* Working data *
##############################
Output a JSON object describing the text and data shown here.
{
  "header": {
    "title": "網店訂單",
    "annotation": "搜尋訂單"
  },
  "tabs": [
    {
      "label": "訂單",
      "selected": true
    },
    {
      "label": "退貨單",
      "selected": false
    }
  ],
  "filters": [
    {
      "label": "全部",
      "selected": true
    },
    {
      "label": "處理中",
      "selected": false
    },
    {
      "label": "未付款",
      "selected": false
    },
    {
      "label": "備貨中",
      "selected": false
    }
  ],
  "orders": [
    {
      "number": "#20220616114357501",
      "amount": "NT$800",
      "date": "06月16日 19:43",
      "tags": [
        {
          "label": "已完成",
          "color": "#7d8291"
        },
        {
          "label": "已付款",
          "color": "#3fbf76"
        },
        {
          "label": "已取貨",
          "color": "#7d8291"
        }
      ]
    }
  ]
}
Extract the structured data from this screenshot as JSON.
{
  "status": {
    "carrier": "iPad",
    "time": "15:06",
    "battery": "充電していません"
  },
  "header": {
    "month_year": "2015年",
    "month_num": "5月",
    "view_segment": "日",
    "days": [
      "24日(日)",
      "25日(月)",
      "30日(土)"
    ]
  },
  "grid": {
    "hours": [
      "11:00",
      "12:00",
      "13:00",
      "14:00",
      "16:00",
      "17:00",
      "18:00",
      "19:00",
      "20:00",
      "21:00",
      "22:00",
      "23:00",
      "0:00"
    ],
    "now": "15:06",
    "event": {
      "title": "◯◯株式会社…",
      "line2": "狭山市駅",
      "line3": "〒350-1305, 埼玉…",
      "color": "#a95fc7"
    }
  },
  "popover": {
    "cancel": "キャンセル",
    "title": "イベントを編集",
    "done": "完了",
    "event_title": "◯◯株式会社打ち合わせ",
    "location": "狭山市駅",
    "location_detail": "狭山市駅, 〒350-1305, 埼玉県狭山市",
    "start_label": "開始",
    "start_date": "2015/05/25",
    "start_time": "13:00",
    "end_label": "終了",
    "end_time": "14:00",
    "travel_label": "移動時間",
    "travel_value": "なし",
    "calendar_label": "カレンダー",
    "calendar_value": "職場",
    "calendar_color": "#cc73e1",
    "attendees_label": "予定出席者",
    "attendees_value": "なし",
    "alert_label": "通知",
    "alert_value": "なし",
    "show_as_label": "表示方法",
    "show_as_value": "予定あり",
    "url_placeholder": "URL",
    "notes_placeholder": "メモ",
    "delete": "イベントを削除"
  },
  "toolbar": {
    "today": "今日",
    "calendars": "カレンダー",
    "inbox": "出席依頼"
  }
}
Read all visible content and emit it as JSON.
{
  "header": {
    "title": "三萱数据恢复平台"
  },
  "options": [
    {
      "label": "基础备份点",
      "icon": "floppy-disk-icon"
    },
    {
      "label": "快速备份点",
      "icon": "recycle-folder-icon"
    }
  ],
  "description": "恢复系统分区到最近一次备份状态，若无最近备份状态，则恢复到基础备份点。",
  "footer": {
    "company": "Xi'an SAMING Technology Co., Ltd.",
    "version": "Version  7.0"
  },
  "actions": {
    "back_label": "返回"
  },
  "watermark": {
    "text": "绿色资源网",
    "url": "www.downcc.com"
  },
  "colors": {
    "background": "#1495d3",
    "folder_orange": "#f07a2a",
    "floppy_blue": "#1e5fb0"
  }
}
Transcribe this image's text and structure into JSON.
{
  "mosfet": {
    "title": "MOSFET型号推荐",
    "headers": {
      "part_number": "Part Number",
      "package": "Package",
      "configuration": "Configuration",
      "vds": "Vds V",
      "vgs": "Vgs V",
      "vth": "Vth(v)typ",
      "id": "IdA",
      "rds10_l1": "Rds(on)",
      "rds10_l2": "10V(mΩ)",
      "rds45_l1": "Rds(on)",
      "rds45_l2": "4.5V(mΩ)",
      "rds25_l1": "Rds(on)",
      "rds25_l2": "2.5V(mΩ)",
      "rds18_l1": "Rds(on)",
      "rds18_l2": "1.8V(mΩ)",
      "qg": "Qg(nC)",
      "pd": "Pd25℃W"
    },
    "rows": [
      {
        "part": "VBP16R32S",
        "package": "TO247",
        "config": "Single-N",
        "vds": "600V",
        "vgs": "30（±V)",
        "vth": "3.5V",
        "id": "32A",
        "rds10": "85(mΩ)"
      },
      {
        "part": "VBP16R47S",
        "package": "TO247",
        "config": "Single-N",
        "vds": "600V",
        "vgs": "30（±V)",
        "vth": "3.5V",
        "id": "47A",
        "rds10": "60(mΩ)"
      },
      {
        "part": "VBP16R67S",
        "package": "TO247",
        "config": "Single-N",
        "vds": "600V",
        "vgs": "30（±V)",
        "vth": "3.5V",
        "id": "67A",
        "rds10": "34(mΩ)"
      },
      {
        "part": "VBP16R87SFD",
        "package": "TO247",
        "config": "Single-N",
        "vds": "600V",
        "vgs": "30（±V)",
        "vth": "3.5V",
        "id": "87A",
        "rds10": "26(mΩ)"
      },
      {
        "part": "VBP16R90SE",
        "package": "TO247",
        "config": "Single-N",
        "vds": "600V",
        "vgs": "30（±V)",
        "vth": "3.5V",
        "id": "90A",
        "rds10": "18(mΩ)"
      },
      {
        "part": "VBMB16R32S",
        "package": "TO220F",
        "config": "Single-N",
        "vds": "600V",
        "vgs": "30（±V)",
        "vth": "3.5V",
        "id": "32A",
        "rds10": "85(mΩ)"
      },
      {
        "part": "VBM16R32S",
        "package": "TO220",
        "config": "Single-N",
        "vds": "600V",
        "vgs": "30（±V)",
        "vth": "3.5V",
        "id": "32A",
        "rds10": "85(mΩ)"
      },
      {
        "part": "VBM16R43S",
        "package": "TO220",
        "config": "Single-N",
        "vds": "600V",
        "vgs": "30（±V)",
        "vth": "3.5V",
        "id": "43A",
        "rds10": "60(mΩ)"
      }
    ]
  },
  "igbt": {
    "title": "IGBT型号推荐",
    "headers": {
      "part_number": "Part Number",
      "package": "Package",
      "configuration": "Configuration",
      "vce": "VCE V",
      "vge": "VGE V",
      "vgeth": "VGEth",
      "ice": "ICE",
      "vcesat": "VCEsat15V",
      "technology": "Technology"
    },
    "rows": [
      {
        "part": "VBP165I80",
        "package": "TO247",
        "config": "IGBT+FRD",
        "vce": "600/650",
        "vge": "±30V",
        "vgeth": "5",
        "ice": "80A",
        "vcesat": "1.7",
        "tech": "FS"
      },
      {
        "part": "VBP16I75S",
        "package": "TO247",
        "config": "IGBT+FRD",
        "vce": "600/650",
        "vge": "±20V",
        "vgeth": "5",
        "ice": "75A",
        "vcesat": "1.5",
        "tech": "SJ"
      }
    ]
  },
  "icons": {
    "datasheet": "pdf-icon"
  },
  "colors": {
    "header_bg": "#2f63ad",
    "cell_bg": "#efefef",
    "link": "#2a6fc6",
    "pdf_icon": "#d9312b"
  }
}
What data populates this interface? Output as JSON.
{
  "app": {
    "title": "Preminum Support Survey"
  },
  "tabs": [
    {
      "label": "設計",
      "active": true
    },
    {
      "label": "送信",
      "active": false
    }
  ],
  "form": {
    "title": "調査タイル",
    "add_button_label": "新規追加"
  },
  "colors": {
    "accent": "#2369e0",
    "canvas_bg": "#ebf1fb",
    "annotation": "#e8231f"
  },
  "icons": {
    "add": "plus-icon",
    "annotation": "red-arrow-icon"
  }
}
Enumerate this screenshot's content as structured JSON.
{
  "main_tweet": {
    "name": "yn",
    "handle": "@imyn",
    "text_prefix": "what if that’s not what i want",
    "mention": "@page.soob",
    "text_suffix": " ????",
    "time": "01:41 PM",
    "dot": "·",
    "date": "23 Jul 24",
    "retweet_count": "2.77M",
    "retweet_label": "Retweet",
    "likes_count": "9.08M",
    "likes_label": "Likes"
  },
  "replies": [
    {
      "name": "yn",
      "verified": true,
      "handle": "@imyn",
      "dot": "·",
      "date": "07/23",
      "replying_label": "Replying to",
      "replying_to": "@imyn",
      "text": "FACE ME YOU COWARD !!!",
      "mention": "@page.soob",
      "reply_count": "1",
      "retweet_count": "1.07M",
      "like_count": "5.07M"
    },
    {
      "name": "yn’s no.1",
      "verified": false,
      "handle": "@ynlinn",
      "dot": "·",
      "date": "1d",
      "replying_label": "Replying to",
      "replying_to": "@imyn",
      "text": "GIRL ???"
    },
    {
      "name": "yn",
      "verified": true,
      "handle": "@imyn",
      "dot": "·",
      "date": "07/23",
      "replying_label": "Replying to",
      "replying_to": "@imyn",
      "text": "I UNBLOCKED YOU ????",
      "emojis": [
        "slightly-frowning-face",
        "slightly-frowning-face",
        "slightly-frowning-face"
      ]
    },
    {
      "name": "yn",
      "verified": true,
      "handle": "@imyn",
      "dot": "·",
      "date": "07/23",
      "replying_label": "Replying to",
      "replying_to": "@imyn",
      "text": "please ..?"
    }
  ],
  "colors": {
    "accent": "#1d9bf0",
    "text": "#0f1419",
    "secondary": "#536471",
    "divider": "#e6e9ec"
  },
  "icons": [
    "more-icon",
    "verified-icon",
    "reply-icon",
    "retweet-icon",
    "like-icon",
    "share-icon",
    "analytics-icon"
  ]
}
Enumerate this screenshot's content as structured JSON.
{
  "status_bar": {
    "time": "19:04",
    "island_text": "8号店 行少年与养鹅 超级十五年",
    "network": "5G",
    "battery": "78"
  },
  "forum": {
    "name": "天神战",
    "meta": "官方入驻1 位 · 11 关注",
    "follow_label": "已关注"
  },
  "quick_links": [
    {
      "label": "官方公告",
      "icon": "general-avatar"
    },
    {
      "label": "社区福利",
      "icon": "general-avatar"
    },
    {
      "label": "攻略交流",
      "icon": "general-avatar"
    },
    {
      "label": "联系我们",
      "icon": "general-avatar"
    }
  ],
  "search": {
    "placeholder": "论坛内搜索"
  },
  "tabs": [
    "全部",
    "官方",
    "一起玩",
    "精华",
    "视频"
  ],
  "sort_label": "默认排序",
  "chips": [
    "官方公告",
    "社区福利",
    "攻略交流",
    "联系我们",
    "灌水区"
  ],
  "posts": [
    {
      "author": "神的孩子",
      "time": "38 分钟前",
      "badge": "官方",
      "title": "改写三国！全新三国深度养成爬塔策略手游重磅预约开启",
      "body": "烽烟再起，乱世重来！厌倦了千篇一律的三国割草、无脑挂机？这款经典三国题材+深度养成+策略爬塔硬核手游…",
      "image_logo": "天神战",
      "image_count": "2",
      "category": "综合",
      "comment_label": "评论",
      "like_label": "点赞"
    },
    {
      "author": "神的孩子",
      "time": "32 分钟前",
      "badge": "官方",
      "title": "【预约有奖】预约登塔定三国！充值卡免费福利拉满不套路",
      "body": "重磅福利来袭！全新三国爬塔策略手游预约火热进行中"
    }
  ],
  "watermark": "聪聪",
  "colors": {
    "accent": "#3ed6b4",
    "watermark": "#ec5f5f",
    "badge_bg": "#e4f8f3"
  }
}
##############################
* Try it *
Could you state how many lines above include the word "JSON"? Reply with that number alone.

* Completed exercise *
7